#### [TO DO]
Among the records below, find the lines with the word "JSON" and copy them.

Collection entries
============================================================

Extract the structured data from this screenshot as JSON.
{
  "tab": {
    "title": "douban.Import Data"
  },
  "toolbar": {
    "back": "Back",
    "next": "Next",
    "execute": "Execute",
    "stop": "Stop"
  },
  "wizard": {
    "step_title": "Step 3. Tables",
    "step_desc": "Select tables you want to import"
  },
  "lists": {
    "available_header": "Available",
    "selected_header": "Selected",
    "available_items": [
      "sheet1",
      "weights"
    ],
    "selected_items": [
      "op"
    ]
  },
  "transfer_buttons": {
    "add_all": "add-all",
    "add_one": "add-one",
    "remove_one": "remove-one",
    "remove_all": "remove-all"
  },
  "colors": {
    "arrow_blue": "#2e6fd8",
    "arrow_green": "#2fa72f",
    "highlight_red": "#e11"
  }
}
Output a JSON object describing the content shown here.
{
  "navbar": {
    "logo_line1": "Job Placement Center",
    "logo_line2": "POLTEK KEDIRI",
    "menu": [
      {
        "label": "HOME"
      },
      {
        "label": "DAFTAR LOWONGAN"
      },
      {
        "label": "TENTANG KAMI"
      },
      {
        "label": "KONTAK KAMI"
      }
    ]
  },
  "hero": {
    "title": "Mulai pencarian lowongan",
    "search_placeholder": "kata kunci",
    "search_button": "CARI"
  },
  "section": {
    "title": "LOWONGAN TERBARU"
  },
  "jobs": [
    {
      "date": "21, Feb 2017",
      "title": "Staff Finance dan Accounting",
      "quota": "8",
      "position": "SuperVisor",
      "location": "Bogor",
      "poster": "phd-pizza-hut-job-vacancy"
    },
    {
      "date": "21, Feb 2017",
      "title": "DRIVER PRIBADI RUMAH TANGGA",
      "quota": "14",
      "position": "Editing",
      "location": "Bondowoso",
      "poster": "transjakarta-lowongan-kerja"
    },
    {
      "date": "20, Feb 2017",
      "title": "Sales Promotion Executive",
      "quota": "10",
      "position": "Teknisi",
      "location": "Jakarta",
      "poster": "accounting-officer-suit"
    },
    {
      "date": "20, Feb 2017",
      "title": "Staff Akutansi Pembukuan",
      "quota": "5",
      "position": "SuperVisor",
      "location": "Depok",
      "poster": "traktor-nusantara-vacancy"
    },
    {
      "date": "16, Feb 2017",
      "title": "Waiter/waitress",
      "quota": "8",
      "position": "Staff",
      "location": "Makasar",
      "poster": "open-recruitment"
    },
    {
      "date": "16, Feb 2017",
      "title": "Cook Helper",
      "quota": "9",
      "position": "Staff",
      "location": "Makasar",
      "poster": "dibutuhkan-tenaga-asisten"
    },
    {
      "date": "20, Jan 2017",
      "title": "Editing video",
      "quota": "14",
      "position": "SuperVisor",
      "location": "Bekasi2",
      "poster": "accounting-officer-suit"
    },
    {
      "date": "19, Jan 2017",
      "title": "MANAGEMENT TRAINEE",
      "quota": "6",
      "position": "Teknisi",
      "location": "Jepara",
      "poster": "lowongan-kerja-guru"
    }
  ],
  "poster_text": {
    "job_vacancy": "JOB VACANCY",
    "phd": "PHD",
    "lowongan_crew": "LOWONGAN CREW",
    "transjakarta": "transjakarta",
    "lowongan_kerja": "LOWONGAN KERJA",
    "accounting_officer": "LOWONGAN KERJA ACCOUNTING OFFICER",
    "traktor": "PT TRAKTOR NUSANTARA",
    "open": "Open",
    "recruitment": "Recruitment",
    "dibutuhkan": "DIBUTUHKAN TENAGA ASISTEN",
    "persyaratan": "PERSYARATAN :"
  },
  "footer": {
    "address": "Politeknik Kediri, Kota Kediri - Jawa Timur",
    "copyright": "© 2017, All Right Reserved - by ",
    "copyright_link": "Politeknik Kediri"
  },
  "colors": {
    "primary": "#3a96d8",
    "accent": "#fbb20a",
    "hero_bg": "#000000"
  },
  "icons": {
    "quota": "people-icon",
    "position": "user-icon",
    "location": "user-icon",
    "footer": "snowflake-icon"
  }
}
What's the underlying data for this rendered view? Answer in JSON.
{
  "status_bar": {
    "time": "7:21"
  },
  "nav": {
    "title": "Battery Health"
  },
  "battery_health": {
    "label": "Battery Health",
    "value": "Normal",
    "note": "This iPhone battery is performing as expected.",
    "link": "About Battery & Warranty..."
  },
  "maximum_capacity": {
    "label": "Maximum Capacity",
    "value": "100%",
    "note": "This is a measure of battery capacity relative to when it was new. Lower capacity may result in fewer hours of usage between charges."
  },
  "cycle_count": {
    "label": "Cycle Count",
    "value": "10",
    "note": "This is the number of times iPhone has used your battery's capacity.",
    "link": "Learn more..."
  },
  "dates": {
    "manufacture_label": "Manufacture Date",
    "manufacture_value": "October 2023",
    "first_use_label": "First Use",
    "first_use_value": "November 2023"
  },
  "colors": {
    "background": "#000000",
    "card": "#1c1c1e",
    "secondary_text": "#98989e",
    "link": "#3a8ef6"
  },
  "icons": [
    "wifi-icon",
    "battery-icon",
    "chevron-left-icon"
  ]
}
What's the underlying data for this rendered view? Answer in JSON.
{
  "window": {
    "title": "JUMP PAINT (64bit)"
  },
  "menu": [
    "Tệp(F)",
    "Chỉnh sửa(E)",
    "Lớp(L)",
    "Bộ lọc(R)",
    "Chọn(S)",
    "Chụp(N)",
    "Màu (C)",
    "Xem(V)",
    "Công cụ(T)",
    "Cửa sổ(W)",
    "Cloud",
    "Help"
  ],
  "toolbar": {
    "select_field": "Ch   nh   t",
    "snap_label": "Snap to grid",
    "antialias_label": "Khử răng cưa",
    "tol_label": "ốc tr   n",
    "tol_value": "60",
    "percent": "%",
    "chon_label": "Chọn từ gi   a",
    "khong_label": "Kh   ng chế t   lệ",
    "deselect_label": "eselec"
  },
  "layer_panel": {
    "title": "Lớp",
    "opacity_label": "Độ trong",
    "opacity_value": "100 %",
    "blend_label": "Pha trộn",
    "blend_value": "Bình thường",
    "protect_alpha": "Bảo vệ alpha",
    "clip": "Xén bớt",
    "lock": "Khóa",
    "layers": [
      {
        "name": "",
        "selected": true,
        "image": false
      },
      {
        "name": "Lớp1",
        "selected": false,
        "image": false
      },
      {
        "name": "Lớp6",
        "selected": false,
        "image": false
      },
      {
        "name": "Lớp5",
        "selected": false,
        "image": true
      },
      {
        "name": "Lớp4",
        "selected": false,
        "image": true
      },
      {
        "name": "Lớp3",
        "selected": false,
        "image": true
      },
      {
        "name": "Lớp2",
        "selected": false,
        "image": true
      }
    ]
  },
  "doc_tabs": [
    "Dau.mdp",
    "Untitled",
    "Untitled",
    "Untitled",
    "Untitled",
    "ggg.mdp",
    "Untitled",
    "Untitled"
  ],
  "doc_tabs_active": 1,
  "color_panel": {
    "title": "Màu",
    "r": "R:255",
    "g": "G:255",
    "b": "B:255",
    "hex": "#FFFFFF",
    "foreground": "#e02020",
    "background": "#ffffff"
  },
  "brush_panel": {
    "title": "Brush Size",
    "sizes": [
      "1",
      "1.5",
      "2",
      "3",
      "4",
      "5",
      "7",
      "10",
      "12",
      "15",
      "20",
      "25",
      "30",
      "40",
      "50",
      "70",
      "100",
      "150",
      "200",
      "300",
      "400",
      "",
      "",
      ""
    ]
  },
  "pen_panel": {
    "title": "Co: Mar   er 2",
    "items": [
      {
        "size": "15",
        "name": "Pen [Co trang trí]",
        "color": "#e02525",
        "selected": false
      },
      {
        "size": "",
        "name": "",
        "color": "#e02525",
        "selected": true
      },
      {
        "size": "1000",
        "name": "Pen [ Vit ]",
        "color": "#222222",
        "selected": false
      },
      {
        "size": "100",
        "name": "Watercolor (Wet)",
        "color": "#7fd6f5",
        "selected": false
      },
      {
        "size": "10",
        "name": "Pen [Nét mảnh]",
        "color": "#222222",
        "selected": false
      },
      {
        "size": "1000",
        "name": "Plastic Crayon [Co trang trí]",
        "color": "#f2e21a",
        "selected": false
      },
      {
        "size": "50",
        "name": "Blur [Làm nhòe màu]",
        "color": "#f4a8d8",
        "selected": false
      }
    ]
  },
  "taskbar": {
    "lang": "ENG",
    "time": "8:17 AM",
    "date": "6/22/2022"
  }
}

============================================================

#### [EXPECTED OUTPUT]
Extract the structured data from this screenshot as JSON.
Output a JSON object describing the content shown here.
What's the underlying data for this rendered view? Answer in JSON.
What's the underlying data for this rendered view? Answer in JSON.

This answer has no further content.